The point is that, undiagnosed people who suffer from this likely feel alone, confused, and afraid, so instead of people being glib or using OCD as the punchline in some kind of joke, wouldn’t it be better to try to help by spreading awareness and offering assistance?
I’d also like to point out that as with many “mental illnesses” in this country, people who suffer from OCD are not usually a danger to anyone, except for maybe themselves if they feel they can no longer handle their anxiety and the resultant compulsive behaviors.
Anyway, I can’t think of a neat way to wrap this up so I’ll just say, unless you’re feeling particularly distressed by your obsessions or quirks, (in which case, I feel for you and the are people who can help,) you don’t have OCD so stop telling people you do.

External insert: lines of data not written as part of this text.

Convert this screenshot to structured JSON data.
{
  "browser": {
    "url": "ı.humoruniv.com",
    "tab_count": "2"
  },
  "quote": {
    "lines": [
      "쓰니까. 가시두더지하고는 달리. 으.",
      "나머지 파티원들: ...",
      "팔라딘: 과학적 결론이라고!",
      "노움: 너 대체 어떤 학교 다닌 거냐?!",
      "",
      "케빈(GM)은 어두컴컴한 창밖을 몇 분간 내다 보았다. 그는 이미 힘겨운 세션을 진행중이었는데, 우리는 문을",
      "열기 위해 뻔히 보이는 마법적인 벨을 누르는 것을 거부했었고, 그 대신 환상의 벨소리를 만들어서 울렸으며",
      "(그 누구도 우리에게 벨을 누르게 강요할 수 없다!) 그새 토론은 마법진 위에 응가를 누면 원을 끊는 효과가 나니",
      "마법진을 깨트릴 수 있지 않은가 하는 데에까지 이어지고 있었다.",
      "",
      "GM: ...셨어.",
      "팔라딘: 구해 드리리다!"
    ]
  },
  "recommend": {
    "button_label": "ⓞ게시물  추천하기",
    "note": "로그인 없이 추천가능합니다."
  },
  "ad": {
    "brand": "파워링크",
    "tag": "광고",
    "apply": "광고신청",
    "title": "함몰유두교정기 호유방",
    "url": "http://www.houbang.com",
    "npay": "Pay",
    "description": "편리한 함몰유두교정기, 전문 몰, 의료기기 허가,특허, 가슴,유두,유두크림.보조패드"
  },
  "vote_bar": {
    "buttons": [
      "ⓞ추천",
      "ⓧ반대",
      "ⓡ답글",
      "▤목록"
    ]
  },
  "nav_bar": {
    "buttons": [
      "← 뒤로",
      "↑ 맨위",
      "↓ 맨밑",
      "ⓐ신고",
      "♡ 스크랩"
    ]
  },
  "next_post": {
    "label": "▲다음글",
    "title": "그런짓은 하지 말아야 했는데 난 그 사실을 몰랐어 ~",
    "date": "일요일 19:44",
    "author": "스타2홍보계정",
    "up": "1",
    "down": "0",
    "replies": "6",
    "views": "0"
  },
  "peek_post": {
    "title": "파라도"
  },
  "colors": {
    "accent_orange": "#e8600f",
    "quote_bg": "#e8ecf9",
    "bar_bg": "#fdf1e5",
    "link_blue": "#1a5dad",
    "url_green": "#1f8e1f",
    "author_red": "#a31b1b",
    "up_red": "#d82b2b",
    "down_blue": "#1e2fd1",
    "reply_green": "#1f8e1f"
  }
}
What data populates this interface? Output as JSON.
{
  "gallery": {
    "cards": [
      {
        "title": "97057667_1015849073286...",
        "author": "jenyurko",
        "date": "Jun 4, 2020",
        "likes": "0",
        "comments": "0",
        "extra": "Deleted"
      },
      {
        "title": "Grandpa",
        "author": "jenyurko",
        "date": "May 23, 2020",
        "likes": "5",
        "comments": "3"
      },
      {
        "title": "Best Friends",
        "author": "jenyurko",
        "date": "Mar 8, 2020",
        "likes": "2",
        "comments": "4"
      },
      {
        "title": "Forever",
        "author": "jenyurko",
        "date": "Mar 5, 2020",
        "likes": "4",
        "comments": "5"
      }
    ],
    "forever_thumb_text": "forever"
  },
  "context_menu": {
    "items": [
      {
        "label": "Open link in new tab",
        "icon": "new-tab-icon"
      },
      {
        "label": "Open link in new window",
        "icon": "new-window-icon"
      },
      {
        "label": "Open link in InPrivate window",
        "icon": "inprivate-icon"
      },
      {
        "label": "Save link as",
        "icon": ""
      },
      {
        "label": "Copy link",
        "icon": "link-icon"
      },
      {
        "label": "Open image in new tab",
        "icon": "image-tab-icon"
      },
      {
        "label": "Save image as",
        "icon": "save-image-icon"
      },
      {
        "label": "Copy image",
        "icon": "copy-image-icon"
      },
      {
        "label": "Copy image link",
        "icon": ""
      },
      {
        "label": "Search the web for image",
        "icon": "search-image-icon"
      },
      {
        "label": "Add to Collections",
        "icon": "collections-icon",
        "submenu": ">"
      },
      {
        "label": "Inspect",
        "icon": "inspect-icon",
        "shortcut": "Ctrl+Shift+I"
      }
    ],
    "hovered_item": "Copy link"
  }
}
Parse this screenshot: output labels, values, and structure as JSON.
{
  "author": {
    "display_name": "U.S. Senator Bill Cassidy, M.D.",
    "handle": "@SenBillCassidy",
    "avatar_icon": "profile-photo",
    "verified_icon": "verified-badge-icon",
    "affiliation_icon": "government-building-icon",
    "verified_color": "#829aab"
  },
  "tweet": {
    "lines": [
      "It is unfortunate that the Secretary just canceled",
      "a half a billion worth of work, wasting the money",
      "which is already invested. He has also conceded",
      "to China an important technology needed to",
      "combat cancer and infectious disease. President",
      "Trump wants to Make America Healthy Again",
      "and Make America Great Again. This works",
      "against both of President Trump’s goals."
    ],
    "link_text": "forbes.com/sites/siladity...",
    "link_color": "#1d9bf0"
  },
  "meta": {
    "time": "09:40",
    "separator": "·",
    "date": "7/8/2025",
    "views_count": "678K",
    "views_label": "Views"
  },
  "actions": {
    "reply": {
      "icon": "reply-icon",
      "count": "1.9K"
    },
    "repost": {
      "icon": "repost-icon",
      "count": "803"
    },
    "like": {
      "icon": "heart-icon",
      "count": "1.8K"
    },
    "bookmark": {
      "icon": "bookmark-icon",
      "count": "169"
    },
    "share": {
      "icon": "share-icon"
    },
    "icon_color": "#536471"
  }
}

I’ve been preparing to get my business license and launch my dog training business. But I am finding myself stumped when it comes to choosing a name. It should be easy, right? Some people said just use my name (Jane Smith’s* Dog Training.) Not only is that kinda boring, but I have other reasons for not wanting to do so. I have, however, been advised not to choose anything to generic or general (a friend of mine who is also a trainer is constantly having to threaten other people who “come up with” and try to use her business’s name because it is so obvious. For this reason, I have considered including just my initials in the name. I have come up with some possibilities– one that may appeal to my area’s demographic in terms of southern appeal (Downhome Dog Training), and some that sound very high brow, albeit still rather generic, (Excel Dog Training), some designed to elicit a sort of emotional connection with the increasing desire for more progressive dog trainers over traditional compulsion based training, while also implying a manageable basic level training (KinderTrain (Is it Kinder with a short vowel or long?)) and even some that are supposed to appeal mainly to people’s sense of whimsy (Hot Diggity Dawg Training.)
Maybe I should just call it Cujo Academy. Can I get sued for that?
*Warning: Reading any further may result in a drop of your IQ by at least 20 points…but I hope you’ll just laugh.